Carbs: Carbohydrates are essential for replenishing glycogen stores, providing energy for weight training.
Macros: Understanding the right balance of proteins, fats, and carbs is crucial. A gram of protein per pound of body weight is often considered the sweet spot.
Strength Training and Supplements
Strength Training: Weight training is vital for stimulating muscle growth. The amount of muscle gained depends on factors like the given time period of training and individual metabolism.
Supplements: Many bodybuilders use supplements to enhance their performance and reach their desired amount of muscle.
Lean Bulking vs. Traditional Bulking
Lean Bulking: This approach focuses on minimizing much fat gain while maximizing muscle growth. It emphasizes the right dietary intake without leading to inflammation or cardiovascular disease.
Traditional Bulking may lead to a higher fat level, requiring a subsequent dieting phase to shed the extra fat.
Insulin and Metabolism
Insulin: Insulin plays a role in nutrient ingestion and can affect how the body stores fat and builds muscle.
Metabolism: Basal metabolic rate (BMR) is the number of calories the body needs to maintain basic functions. Understanding BMR helps in calculating the caloric intake needed for bulking.
Cardiovascular Disease: Excessive bulking without monitoring fat levels can lead to health risks.
Starvation: Conversely, inadequate caloric intake can lead to starvation mode, where the body conserves energy, hindering muscle growth.
Insulin Resistance: Poor dieting practices during bulking may lead to insulin resistance, causing long-term health issues.
Bulking up is more than consuming extra calories and lifting weights.
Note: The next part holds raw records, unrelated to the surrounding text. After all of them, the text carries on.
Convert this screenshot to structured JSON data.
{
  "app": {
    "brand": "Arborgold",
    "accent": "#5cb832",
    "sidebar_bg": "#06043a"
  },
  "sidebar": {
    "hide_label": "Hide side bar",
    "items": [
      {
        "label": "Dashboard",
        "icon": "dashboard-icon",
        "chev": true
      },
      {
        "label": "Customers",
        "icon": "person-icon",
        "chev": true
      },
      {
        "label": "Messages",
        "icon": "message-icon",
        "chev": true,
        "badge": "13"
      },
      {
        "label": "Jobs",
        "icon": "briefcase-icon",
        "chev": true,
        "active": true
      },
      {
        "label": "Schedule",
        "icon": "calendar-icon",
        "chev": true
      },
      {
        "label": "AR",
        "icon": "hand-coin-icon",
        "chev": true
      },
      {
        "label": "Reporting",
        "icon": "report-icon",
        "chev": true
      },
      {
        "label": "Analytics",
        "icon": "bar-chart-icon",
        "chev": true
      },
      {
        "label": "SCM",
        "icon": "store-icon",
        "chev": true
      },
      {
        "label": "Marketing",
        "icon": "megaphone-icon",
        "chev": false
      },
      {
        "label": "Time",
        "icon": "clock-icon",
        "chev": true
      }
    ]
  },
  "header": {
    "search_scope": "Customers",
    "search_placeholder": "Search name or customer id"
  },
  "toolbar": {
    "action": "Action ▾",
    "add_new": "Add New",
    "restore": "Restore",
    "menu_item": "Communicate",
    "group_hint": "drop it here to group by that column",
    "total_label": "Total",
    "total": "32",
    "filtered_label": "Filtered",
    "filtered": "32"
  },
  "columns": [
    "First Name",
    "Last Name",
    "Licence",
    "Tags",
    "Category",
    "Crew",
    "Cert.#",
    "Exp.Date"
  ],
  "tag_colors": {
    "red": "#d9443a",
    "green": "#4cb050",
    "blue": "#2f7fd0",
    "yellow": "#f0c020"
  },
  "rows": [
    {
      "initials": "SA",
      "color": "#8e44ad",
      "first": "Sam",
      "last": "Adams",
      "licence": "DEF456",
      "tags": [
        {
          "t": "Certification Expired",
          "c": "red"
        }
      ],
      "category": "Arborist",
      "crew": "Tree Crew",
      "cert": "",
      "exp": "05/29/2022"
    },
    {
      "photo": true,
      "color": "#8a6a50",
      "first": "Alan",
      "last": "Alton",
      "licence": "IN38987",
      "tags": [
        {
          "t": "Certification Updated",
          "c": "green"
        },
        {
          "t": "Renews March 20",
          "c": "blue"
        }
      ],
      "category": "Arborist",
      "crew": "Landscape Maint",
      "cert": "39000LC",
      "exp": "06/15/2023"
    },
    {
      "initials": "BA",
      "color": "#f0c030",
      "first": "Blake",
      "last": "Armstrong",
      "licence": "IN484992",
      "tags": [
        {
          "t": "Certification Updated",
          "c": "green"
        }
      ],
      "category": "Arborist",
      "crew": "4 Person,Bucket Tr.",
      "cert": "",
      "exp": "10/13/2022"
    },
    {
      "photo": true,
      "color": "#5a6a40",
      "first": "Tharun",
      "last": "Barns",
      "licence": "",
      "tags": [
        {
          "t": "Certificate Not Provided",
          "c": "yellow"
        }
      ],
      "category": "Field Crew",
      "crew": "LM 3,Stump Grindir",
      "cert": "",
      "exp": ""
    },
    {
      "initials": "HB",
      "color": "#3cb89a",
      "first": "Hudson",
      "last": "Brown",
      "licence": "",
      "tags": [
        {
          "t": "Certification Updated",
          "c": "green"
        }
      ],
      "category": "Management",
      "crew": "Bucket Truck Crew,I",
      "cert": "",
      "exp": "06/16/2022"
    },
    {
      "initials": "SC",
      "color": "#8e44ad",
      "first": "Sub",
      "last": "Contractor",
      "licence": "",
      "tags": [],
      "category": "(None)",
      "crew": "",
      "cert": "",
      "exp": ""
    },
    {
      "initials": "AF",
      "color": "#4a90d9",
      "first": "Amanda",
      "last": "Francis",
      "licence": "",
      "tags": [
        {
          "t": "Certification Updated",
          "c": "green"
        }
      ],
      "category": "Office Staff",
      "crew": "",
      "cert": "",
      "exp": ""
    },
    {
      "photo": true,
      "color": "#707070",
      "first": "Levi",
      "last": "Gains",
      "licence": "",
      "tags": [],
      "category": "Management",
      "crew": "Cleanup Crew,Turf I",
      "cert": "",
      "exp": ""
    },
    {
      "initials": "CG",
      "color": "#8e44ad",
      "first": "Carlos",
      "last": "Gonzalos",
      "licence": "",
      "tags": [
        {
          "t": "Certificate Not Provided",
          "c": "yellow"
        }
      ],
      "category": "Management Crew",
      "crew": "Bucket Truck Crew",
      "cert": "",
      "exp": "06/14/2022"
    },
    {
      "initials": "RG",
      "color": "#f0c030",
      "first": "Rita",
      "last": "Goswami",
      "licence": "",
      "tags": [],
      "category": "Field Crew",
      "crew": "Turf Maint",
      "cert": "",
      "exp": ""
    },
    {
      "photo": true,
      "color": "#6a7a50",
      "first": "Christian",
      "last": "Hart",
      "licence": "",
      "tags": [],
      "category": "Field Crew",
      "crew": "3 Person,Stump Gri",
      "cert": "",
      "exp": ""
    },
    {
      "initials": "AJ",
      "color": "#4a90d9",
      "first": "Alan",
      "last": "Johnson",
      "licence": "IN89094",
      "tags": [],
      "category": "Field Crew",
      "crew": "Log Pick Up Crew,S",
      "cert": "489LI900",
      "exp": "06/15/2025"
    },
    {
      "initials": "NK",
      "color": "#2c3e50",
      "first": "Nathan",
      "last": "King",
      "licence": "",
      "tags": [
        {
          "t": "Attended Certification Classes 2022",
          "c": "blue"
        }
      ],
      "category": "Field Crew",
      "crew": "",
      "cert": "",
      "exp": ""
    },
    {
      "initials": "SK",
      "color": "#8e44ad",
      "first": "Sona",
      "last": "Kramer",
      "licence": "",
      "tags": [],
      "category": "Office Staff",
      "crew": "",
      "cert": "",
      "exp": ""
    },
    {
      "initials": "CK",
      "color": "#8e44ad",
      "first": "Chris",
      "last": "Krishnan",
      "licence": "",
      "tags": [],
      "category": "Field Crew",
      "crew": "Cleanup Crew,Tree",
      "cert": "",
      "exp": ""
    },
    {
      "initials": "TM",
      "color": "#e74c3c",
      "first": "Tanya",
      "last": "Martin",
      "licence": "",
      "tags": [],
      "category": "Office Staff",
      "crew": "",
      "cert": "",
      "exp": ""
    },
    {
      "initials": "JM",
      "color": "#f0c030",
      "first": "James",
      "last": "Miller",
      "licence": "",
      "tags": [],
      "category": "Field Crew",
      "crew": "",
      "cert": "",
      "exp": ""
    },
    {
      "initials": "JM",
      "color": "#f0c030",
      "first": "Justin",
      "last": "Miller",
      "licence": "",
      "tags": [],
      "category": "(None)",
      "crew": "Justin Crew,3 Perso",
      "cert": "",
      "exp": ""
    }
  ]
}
It’s about balancing calorie intake, strength training, and understanding the body’s needs. Whether it’s the first thing on a bodybuilder’s journey or a continuous process, careful planning and consideration of factors like lean bulking, inflammation control, and avoiding insulin resistance are essential.
By following a well-structured plan that considers all these factors, individuals can achieve their desired muscle growth without compromising their overall health.